Note: Yes, I know I skipped Utah, but Washington State plays tonight and apparently Utah played Thursday.
8-5, 7-2 in Conference
Key Wins: Stanford
Key Losses: Eastern Washington, Boise State, Minnesota
In what is becoming a troubling pattern, WSU dropped another opener to an FCS team, Eastern Washington, in a shootout that should not have been close. The salt in the wound is Eastern Washington’s proximity to Washington State, exerting their dominance over the eastern side of the state. WSU went down to Boise to save face and lost in a heartbreaker. Starting 0-2 to two regionally proximate teams, it did not look like 2016 was going to bode well for the Cougs.

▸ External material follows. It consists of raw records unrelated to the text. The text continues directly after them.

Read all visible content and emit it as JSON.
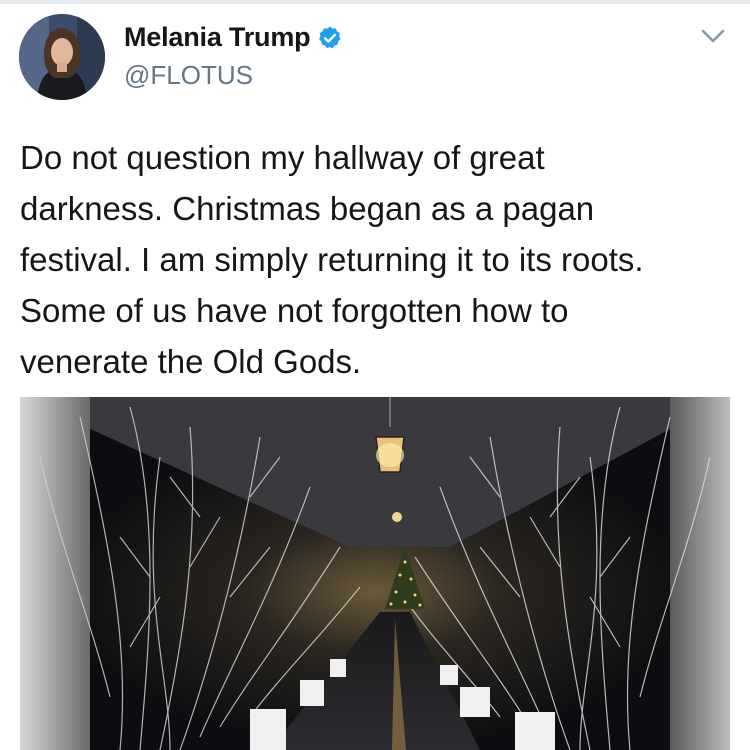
{
  "tweet": {
    "author": {
      "display_name": "Melania Trump",
      "handle": "@FLOTUS",
      "verified": true,
      "verified_icon": "verified-badge-icon",
      "avatar_icon": "profile-photo"
    },
    "menu_icon": "chevron-down-icon",
    "text_lines": [
      "Do not question my hallway of great",
      "darkness. Christmas began as a pagan",
      "festival. I am simply returning it to its roots.",
      "Some of us have not forgotten how to",
      "venerate the Old Gods."
    ],
    "media": {
      "type": "photo",
      "icon": "hallway-photo"
    }
  },
  "colors": {
    "verified_blue": "#1da1f2",
    "text_primary": "#14171a",
    "text_secondary": "#657786",
    "border": "#e6ecf0"
  }
}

The tune-up game came in week three against a third regionally proximate team: Idaho (only eight miles separate the two schools). As expected, WSU throttled the Vandals 56-6. WSU doubled down on the Oregon Ducks, 51-33, and went to Stanford to whip them 42-16. Officially on a roll, they rattled off five more wins in a row until running into the soon-to-be Pac-12 South champions and lost by two scores. The Cougs lost to soon-to-be Pac-12 Champions and playoff participant Washington Huskies 45-17. Their bowl opponent, Minnesota, were severe underdogs when many of their starters were suspended for a heinous sexual assault charge. Regardless, the Golden Gophers were able to win 17-12, ending the Cougs’ season with a three game losing streak.
Head Coach: Mike Leach
While the overall record does not show it, Mike Leach has already been one of the greatest coaches in Washington State history. When Paul Wulff left, the Cougs had not been above .500 in 9 years. In two seasons, Leach led the Cougs to a bowl appearance and two seasons after that the Cougs had their first bowl win since 2003. The question that looms is, as the Pac-12 becomes more competitive, can Leach take this program to the next step in a Pac-12 Championship and a New Year’s Six appearance? I say yes, but only time will tell.
This offense begins and ends with Luke Falk. While he may not put up the sheer volume of numbers that his predecessor Connor Halliday did, Falk has shown his cerebral ability to lead the Cougs to signature wins. Missing this year is a pair of receivers that go down in Washington State history: Gabe Marks and River Cracraft. Marks, the Michael Crabtree type, and Cracraft, the Wes Welker type, were a formidable duo that gave teams fits. This year, Falk will lean on Tavares Martin, Kyle Sweet, and Robert Lewis as the returning receivers. In the backfield, James Williams, Jamal Morrow, and Gerard Wicks come back having been featured unusually high for a Leach offense. The Cougs have never had a problem producing star linemen and will count on All-American Cody O’Connell and honorable mention All-Conference Cole Madison to keep Falk healthy.
Where WSU’s offense shines, their defense has never been a strength. After bringing defensive coordinator Alex Grinch in from Missouri, the Cougs have made considerable strides from horrid to marginal (couple a marginal defense with a high-octane offense and you have yourself a pretty damn good team). Progression from marginal will be expected in order for the Cougs to make the next step. Their passing defense remained a burden to the team’s success. A bright spot for the Cougs was the ability to create negative plays (sacks, tackles for loss). To make a leap defensively, the Cougs need to be sure to limit big plays to pair with their ability to make negative ones. DE Hercules Mata’afa, LBs Peyton Pueller, Isaac Dotson, and Frankie Luvu will man the front seven. Missing from that lineup is the mention of a defensive back, of which there are many question marks and no defined bright spots. On a defense that was underwhelming in the pass defense, someone needs to step up in a big way.
Projected Record: 7-5
A 7-5 record is less of a condemnation of the Cougs as it is a praise of their competition. The Pac-12 is a notoriously cannibalistic conference. Another bowl appearance and a win might seem like an underwhelming way to send off Luke Falk, but considering where the Cougs were five years ago, consistent success is something Washington State has not seen in a long time.